## WHAT THE EXERCISE ASKS
All that is needed is the listing, given back exactly.
────────
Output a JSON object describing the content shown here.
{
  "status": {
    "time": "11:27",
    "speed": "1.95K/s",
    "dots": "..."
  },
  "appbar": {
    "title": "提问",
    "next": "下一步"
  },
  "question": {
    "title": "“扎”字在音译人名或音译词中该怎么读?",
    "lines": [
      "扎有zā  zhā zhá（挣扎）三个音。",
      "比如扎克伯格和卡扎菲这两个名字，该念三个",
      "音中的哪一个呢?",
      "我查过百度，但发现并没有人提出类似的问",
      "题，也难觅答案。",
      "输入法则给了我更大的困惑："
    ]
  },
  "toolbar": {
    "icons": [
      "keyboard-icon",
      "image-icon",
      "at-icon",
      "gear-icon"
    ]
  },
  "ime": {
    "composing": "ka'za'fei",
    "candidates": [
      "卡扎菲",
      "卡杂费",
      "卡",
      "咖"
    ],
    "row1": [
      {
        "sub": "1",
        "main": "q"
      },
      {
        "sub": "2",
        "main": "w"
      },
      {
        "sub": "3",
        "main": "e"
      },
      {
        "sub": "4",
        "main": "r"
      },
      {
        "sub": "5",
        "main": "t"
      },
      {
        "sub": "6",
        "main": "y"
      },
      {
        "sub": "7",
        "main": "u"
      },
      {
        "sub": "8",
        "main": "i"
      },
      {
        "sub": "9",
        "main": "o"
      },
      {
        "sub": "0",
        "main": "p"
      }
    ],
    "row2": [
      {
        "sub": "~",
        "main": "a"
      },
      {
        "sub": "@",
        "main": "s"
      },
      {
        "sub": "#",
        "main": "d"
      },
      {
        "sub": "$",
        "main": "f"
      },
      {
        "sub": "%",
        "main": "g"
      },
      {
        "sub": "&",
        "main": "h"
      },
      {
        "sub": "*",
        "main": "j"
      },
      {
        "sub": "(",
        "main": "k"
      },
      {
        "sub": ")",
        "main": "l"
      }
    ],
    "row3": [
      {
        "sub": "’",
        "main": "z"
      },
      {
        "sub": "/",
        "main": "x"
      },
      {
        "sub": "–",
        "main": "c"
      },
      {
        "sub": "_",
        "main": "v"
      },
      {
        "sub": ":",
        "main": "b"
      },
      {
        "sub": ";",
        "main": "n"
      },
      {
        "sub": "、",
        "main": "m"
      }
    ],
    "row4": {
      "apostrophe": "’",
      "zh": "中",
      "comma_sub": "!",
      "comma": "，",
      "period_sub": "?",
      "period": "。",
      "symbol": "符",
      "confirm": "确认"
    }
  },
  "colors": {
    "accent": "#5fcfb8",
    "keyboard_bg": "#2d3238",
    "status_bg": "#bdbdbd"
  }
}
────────
## TASK RESPONSE
Output a JSON object describing the content shown here.
{
  "status": {
    "time": "11:27",
    "speed": "1.95K/s",
    "dots": "..."
  },
  "appbar": {
    "title": "提问",
    "next": "下一步"
  },
  "question": {
    "title": "“扎”字在音译人名或音译词中该怎么读?",
    "lines": [
      "扎有zā  zhā zhá（挣扎）三个音。",
      "比如扎克伯格和卡扎菲这两个名字，该念三个",
      "音中的哪一个呢?",
      "我查过百度，但发现并没有人提出类似的问",
      "题，也难觅答案。",
      "输入法则给了我更大的困惑："
    ]
  },
  "toolbar": {
    "icons": [
      "keyboard-icon",
      "image-icon",
      "at-icon",
      "gear-icon"
    ]
  },
  "ime": {
    "composing": "ka'za'fei",
    "candidates": [
      "卡扎菲",
      "卡杂费",
      "卡",
      "咖"
    ],
    "row1": [
      {
        "sub": "1",
        "main": "q"
      },
      {
        "sub": "2",
        "main": "w"
      },
      {
        "sub": "3",
        "main": "e"
      },
      {
        "sub": "4",
        "main": "r"
      },
      {
        "sub": "5",
        "main": "t"
      },
      {
        "sub": "6",
        "main": "y"
      },
      {
        "sub": "7",
        "main": "u"
      },
      {
        "sub": "8",
        "main": "i"
      },
      {
        "sub": "9",
        "main": "o"
      },
      {
        "sub": "0",
        "main": "p"
      }
    ],
    "row2": [
      {
        "sub": "~",
        "main": "a"
      },
      {
        "sub": "@",
        "main": "s"
      },
      {
        "sub": "#",
        "main": "d"
      },
      {
        "sub": "$",
        "main": "f"
      },
      {
        "sub": "%",
        "main": "g"
      },
      {
        "sub": "&",
        "main": "h"
      },
      {
        "sub": "*",
        "main": "j"
      },
      {
        "sub": "(",
        "main": "k"
      },
      {
        "sub": ")",
        "main": "l"
      }
    ],
    "row3": [
      {
        "sub": "’",
        "main": "z"
      },
      {
        "sub": "/",
        "main": "x"
      },
      {
        "sub": "–",
        "main": "c"
      },
      {
        "sub": "_",
        "main": "v"
      },
      {
        "sub": ":",
        "main": "b"
      },
      {
        "sub": ";",
        "main": "n"
      },
      {
        "sub": "、",
        "main": "m"
      }
    ],
    "row4": {
      "apostrophe": "’",
      "zh": "中",
      "comma_sub": "!",
      "comma": "，",
      "period_sub": "?",
      "period": "。",
      "symbol": "符",
      "confirm": "确认"
    }
  },
  "colors": {
    "accent": "#5fcfb8",
    "keyboard_bg": "#2d3238",
    "status_bg": "#bdbdbd"
  }
}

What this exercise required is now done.